How To Generate Speed (and keep it too)
Speed in surfing is simply essential. Like riding a bike, without speed you will come to a halt and fall off, every time. The faster you are going, the easier it will be to balance, to turn, and to keep your momentum. Below are a few common scenarios where surfers may begin to loose their speed.
- The surfer rides into the flatter section of the wave, and essentially out runs it.
- The surfer fails to use the force from the wave, they remain at the bottom where the wave provides little speed.
- The surfer has hauled the brakes on, they are putting too much pressure on their back foot.
- The surfer tries to turn, but digs their rail into the wave, causing them to drag and come to a halt.
If we do not have enough speed we cannot complete turns, and if we cannot complete turns, we cannot move ourselves back into the source of power, giving us speed again.
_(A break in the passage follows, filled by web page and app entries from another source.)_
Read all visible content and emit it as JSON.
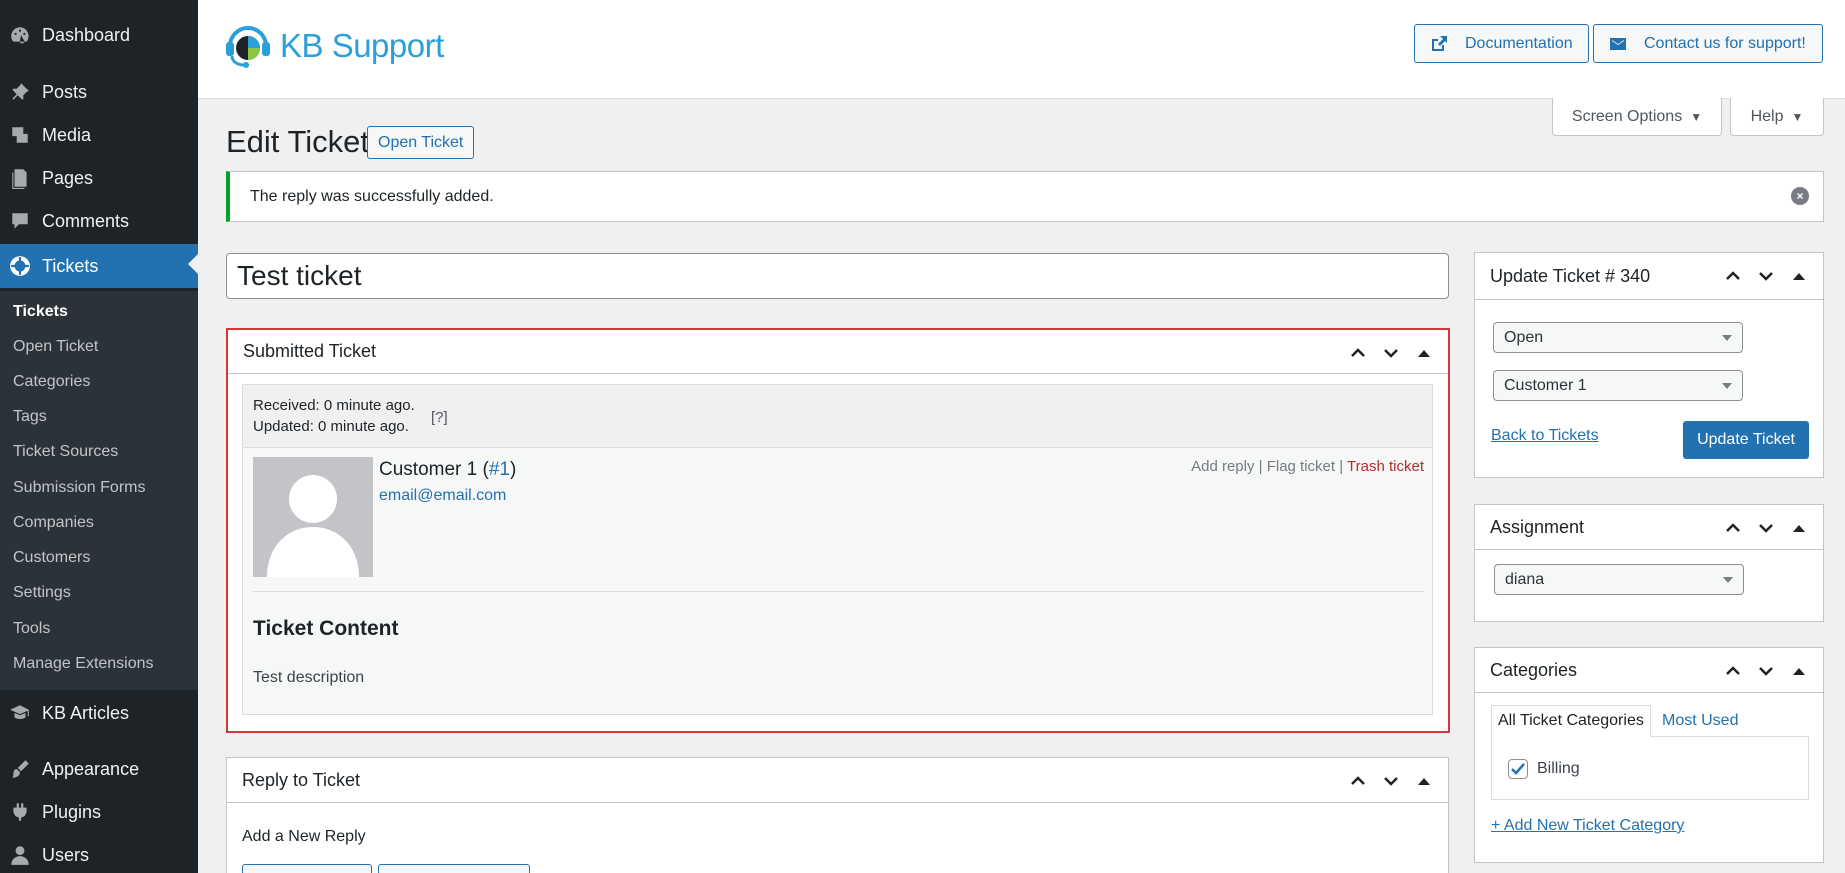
{
  "sidebar": {
    "items": [
      {
        "label": "Dashboard",
        "icon": "dashboard-icon"
      },
      {
        "label": "Posts",
        "icon": "pin-icon"
      },
      {
        "label": "Media",
        "icon": "media-icon"
      },
      {
        "label": "Pages",
        "icon": "pages-icon"
      },
      {
        "label": "Comments",
        "icon": "comments-icon"
      },
      {
        "label": "Tickets",
        "icon": "tickets-icon"
      },
      {
        "label": "KB Articles",
        "icon": "kb-articles-icon"
      },
      {
        "label": "Appearance",
        "icon": "appearance-icon"
      },
      {
        "label": "Plugins",
        "icon": "plugins-icon"
      },
      {
        "label": "Users",
        "icon": "users-icon"
      }
    ],
    "submenu": [
      "Tickets",
      "Open Ticket",
      "Categories",
      "Tags",
      "Ticket Sources",
      "Submission Forms",
      "Companies",
      "Customers",
      "Settings",
      "Tools",
      "Manage Extensions"
    ]
  },
  "header": {
    "brand": "KB Support",
    "documentation": "Documentation",
    "contact": "Contact us for support!"
  },
  "screen_options": {
    "label": "Screen Options",
    "help": "Help"
  },
  "page": {
    "title": "Edit Ticket",
    "open_ticket": "Open Ticket",
    "notice": "The reply was successfully added.",
    "ticket_title": "Test ticket"
  },
  "submitted": {
    "heading": "Submitted Ticket",
    "received": "Received: 0 minute ago.",
    "updated": "Updated: 0 minute ago.",
    "help_link": "[?]",
    "customer_name": "Customer 1",
    "customer_id_prefix": " (",
    "customer_id": "#1",
    "customer_id_suffix": ")",
    "email": "email@email.com",
    "add_reply": "Add reply",
    "flag_ticket": "Flag ticket",
    "trash_ticket": "Trash ticket",
    "separator": " | ",
    "content_heading": "Ticket Content",
    "content": "Test description"
  },
  "reply": {
    "heading": "Reply to Ticket",
    "subheading": "Add a New Reply"
  },
  "update_box": {
    "heading": "Update Ticket # 340",
    "status": "Open",
    "customer": "Customer 1",
    "back": "Back to Tickets",
    "update": "Update Ticket"
  },
  "assignment": {
    "heading": "Assignment",
    "agent": "diana"
  },
  "categories": {
    "heading": "Categories",
    "tab_all": "All Ticket Categories",
    "tab_used": "Most Used",
    "items": [
      {
        "label": "Billing",
        "checked": true
      }
    ],
    "add_new": "+ Add New Ticket Category"
  },
  "colors": {
    "accent": "#2271b1",
    "sidebar": "#1d2327",
    "success": "#00a32a",
    "highlight": "#d63638",
    "danger": "#b32d2e"
  }
}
This is a cycle that once you know how to utilise, will become your best friend. Let’s look at the diagram below to understand which part of the wave holds the most speed.
From looking at this diagram we can see here that there are 3 parts of the wave.
- The top half – holds the most speed and power.
- The bottom half – holds less speed and power.
- The flat section (the circle) holds very little speed and power.
If we want to generate speed (and keep it) we need to be including these 6 techniques…
Use both the top and bottom parts of the wave. If we catch the wave and ride only along the bottom, we will go too slow and get taken over by the whitewash, like an avalanche following us. If we use only the top, we will run the risk of out running the wave, loosing speed and power eventually. The trick is to “trim” along, turning above the middle line and below the middle line, to get a “flow” going. We want to create a kind of “S” movement using the force of the wave to our advantage.
Compress and extend. By using our own mass we can move our surfboard up and down the wave. Trying to create speed with straight legs will be a huge challenge. Compress and extend your whole body to build momentum, thinking of your body as a coil, ready to unravel with energy.
Apply weight to your front foot as this will create a leaning forward kind of movement. Since leaning back and putting the brakes on reduces speed, it makes sense to use your body weight to get your board going.
Take off on an angle if you want to gather speed straight off the bat as this places you in the top half of the wave instantly (the part with the most speed.) Although a good solid bottom turn will set you up nicely, sometimes it is good to get some speed up before dropping down deep into the lower parts of the wave.
Surf from rail to rail rather than flapping or bouncing along. In basic terms, this means keeping your board moving from side to side rather than stomping on it to create speed. Although flapping along can sometimes help to get over certain parts of the wave, it is not very aesthetically pleasing and is not a good habit to get into.
Use the flatter parts of the wave to turn back into the power source, as this will allow you to gain back all of the speed you just burnt off, and keep you doing the same thing over and over again. When you get to the flatter part of the wave and start slowing down (the circle area) now is the time you want to wrap right around and back into the steep part of the wave. If you want to really gather speed again, trying turning right into the whitewash, then heading back to the peeling section of the wave.
Overall, understanding and using the waves natural force is the most effective way to create and maintain speed. Utilising our mass by compressing and extending allows us to create a flow movement which will also assist us to create extra speed to make different sections of the wave. By knowing what manoeuvres to do at what part of the wave, we become flexible and are able to adapt our personal style to the wave.
Display photo : Jereme Aubertin